“I believe you have entered the pay field incorrectly as $2/hour is an illegal wage in the province of Ontario”.
What happened next made my blood boil. I was immediately banned from the question board on the website for “derogatory and/or sarcastic comments”.
I wrote an email asking the site how I could be banned for bringing up the legalities of the situation? They responded with the following…
“Regarding the amount posted for this project - as this is a global marketplace, there may be professionals willing to complete this project. Cost of living, and therefore pricing, varies across the globe. While project amounts of $250 or $300 may not seem like much to you, it may be the equivalent of $1000 or more in another country. Also, someone just starting their freelance career may be willing to complete this project. As long as there are professionals willing to complete the project, we do not intend to deny them the work. We certainly cannot force the entire community to abide by the standards of one group or another.”
Seeing as this is a job which appears to be on-site work in Toronto, I replied back, stating the legalities again and that it appears the site has no problem making money on illegal business practices and slave labour.
I quickly got my privileges back.

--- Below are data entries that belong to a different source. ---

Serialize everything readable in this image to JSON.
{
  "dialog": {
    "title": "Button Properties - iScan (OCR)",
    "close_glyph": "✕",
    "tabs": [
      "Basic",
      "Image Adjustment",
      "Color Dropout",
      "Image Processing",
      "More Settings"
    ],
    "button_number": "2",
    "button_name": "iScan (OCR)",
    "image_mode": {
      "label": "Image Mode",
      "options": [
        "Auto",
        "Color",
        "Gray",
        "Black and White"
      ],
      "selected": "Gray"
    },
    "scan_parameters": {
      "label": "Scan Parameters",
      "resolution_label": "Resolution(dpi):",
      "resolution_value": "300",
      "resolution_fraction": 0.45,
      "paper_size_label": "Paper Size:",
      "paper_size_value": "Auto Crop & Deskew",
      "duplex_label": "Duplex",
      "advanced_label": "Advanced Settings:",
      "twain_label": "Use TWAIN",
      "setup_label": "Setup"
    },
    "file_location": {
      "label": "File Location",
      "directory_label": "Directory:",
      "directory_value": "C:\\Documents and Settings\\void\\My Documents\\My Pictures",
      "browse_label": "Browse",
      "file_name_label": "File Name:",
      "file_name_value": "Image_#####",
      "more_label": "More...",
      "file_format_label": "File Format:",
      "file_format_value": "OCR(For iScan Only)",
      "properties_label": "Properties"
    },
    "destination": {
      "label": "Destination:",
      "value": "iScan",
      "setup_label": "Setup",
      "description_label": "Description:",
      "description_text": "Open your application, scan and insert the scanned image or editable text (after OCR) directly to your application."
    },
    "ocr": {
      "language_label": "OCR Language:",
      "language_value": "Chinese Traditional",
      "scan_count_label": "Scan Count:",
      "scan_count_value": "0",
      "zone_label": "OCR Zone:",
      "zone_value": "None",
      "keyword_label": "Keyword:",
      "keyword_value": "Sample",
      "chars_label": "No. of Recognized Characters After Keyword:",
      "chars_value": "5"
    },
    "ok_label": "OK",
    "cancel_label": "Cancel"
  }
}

It is time to take a stand to save this industry. How? I don’t know. We never had standards or set pricing guidelines. We never had a union and for the most part, we have too many out there that are hungry.
The first step would be to stop contributing to Crowdsourcing sites and “Contests” promising us fame and fortune based on our winning designs. They are simply taking advantage of us, our talent, our thousands of dollars in software and equipment, and they de-value what we do for a living.
As the site replied, “As long as there are professionals willing to complete the project, we do not intend to deny them the work”.
We must stop being willing to do the work.
The next step is to start educating our clients. Make them understand that conducting research on their company, conceptualizing and producing an effective look/brand for it (and all the other associated materials etc.) should not cost less than the 2 uneducated guys nailing new shingles on the roof of their house.
Branding a new business and unleashing it into the marketplace should not cost less than a new set of brakes on one’s car.
Until we can get this through their head, we are going to see many more ads seeking trained professionals for these pitiful wages. We are going to see the profession we love become something that just isn’t worth doing anymore.
Going back to my beginning, what do I want to do in the next 10 years? Besides working creatively, I want to make some changes. Stay on top of these things. I want to see all of us getting paid what we are worth.
I don’t know how to go about doing this, I don’t even think it can be done. I just know it HAS to be done.
Because as I type this last sentence, there are now 5 proposals from qualified designers for the $2.00/hour position.